◆ **DESCRIPTION OF THE TASK**
Every line that contains "Journeys" must be located and copied from the data.

____

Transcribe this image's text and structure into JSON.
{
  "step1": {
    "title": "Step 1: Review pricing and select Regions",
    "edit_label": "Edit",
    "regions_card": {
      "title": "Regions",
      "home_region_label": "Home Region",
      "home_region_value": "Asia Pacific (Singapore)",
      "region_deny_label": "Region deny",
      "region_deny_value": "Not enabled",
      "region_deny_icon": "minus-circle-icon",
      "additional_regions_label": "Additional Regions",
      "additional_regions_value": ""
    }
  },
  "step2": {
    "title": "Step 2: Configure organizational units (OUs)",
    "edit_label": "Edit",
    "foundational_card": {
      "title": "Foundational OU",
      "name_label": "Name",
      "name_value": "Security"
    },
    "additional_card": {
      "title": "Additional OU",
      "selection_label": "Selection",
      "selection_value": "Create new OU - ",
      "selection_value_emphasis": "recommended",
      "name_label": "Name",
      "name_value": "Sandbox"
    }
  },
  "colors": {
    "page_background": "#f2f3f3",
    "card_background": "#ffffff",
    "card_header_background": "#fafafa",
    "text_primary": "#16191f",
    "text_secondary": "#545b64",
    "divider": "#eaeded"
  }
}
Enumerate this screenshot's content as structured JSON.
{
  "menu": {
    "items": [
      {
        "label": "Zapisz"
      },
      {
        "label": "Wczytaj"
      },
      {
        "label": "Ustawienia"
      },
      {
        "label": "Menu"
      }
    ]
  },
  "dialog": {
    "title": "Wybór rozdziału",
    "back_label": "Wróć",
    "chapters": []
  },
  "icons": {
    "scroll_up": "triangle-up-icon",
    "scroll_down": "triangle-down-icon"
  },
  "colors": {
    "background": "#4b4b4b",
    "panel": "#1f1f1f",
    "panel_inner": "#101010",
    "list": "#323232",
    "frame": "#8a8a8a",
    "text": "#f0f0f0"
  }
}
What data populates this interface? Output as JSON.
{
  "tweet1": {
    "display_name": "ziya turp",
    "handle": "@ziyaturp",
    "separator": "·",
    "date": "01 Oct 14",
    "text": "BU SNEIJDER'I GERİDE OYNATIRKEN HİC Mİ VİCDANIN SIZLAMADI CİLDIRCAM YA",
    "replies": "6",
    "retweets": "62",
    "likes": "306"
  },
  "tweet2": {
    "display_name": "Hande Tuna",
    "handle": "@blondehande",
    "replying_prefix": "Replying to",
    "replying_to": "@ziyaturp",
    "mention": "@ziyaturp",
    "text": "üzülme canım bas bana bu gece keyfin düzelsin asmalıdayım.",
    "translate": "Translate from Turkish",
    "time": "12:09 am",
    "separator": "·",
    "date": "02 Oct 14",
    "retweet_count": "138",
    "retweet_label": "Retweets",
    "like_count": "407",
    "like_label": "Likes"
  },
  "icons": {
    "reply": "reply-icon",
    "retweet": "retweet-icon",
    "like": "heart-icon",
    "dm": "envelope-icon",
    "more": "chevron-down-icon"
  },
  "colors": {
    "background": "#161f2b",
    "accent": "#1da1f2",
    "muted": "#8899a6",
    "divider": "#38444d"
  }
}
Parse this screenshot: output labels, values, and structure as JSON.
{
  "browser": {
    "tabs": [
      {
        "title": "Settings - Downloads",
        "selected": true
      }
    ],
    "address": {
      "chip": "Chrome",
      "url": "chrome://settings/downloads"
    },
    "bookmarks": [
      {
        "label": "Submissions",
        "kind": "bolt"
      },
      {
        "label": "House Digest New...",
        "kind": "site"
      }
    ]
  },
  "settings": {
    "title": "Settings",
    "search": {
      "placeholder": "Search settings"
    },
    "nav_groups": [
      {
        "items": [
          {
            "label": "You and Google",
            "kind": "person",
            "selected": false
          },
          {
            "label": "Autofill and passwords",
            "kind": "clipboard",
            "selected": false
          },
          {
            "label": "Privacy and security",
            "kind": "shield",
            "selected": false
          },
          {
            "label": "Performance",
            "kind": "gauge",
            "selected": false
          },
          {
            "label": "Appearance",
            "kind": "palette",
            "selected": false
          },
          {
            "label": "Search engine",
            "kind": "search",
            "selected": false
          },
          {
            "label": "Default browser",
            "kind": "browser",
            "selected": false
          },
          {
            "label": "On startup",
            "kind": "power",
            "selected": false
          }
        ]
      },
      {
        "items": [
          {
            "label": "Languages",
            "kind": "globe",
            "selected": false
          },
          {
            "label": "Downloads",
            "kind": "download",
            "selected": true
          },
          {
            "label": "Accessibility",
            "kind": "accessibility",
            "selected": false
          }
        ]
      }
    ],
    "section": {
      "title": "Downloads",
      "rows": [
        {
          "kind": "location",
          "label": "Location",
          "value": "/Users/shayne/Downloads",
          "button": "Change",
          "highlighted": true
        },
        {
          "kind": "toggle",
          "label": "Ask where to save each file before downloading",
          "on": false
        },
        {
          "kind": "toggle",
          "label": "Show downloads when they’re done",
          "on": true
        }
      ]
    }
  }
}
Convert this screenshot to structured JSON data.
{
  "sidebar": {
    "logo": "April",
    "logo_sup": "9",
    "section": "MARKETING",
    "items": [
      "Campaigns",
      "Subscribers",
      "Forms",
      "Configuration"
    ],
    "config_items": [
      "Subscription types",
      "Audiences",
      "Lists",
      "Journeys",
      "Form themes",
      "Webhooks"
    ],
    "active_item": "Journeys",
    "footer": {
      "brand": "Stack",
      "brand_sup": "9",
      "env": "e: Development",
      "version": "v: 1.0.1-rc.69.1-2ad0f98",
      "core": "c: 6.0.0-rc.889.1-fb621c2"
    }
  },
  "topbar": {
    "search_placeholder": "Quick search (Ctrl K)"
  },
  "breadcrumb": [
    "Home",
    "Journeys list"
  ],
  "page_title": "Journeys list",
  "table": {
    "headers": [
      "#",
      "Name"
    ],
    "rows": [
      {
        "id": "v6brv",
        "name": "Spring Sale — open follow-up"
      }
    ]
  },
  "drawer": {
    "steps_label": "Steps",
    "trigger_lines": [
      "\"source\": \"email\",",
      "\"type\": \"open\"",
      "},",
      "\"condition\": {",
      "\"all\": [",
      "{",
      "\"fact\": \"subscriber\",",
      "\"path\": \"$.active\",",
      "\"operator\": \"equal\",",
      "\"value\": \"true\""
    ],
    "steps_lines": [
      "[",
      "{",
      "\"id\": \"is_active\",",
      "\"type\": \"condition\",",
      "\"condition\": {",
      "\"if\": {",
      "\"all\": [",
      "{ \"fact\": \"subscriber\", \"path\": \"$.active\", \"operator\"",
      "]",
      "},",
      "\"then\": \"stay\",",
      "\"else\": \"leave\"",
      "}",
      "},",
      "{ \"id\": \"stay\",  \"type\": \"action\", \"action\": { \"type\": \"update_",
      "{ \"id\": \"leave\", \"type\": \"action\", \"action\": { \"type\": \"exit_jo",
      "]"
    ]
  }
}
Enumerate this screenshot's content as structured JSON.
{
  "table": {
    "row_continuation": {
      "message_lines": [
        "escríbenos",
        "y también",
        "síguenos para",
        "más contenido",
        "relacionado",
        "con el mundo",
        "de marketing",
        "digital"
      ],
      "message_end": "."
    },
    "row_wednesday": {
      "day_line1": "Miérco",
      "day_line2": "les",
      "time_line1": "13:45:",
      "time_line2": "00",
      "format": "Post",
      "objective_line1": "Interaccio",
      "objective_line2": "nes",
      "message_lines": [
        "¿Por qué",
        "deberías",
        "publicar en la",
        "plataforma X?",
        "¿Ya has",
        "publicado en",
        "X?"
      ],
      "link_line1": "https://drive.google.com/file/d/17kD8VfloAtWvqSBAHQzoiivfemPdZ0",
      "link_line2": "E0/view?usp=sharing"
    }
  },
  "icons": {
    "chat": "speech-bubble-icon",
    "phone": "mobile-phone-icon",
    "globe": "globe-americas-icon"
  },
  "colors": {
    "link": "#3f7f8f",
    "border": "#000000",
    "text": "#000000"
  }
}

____

◆ **RESULT**
      "Journeys",
    "active_item": "Journeys",
    "Journeys list"
  "page_title": "Journeys list",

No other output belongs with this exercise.